At least one court has stated in dicta that Frady may not apply "where a court acts without authority, as opposed to erring within the range of its authority." Hardy v. United States, 691 F.2d 39, 41 (1st Cir. 1982). Had the government completely failed to provide notice of enhancement, we might be inclined to find that the court acted without authority. This is not the case, however.

Here, the government's notice was timely filed. Although it was defective in that it failed to specify the prior conviction to be relied upon, it was nevertheless before the sentencing court. Surber could have objected to its contents and corrections could have been made. We cannot say, therefore, that the district court acted without authority when it imposed an enhanced sentence based on the defective notice. As a result, Surber is required to meet the Frady standard before the merits of his claim may be addressed. He has not fulfilled this burden. Accordingly, based on Frady, Surber is precluded from challenging the enhanced sentence.

Surber also argues that he was denied effective assistance of counsel because his attorney failed to raise the government's allegedly outrageous conduct in a motion to dismiss or on appeal. On this basis, Surber claims he is entitled to a new trial and other remedies.

To establish ineffective assistance of counsel, the defendant must demonstrate that the representation fell below objective standards of reasonableness, and that he or she was actually prejudiced due to ineffectiveness. Strickland v. Washington, 466 U.S. 668, 689-92 (1984).

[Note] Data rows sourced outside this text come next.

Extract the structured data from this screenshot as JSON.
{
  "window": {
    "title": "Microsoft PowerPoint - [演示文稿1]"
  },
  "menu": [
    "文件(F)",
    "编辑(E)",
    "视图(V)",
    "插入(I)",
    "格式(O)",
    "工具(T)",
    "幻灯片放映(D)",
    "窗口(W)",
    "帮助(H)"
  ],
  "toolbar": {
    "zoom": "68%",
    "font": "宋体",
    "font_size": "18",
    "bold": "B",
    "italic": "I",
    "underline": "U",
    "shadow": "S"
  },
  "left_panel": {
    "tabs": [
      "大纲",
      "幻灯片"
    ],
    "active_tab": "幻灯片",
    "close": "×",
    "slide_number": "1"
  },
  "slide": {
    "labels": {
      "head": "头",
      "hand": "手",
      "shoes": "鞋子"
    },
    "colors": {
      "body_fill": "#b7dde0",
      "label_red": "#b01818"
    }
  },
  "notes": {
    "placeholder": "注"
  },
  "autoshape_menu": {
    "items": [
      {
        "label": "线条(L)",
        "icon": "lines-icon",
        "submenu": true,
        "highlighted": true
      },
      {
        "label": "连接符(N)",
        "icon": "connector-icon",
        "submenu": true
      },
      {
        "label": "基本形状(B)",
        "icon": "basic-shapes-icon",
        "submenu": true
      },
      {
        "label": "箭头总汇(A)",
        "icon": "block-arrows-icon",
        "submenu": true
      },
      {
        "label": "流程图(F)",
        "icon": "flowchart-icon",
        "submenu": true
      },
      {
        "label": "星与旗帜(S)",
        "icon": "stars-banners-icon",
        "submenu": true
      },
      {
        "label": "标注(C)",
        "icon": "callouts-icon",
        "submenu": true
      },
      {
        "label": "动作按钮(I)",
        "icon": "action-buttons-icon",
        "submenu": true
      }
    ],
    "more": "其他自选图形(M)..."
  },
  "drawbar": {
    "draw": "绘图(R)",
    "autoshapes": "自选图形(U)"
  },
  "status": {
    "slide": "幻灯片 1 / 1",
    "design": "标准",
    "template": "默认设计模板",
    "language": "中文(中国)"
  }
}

The Supreme Court and several circuit courts have recognized that there may be situations when the conduct of law enforcement agents is so outrageous that due process principles would bar the government from prosecution. United States v. Russell, 411 U.S. 423, 431-32 (1973) (possible that conduct of law enforcement agents may be so outrageous as to bar prosecution; conduct not outrageous in this case);2  United States v. Bogart, 783 F.2d 1428, 1433-34 (9th Cir. 1986) (government conduct outrageous when it involves physical coercion or where police fabricate crime to secure conviction; remanded for factual findings), vacated on other grounds, United States v. Wingender, 790 F.2d 802 (1986); United States v. Twigg, 588 F.2d 373, 380-81 (3d Cir. 1978) (government informant suggested establishment of drug laboratory, bought supplies, operated laboratory; judgment reversed based on outrageous conduct defense). The record in this case is insufficient for Surber to establish the outrageous conduct defense.3  Accordingly, since Surber would not succeed with the outrageous conduct defense, he cannot demonstrate that he suffered actual prejudice, and his claim for ineffective assistance of counsel fails.


The sentence of December 11, 1990 is vacated. This matter is remanded for resentencing. At that time the district court may make appropriate inquiries regarding prior convictions.



Surber's argument that the pertinent provisions of the ADAA provide for either imprisonment or a fine is without merit. By its terms, the statute permits imposition of a term of imprisonment and a fine. 21 U.S.C. § 841(b) (1) (A) [final paragraph]


In Hampton v. United States, 425 U.S. 484 (1976), the Supreme Court indicated that it might limit its decision in Russell, stating that a defendant's remedies in the event of unlawful police conduct lie with the entrapment defense and police prosecution under applicable state and federal law. Id. at 490


Surber did not pursue the handling of the enhancement issue as evidence of ineffective assistance of counsel in his briefs on appeal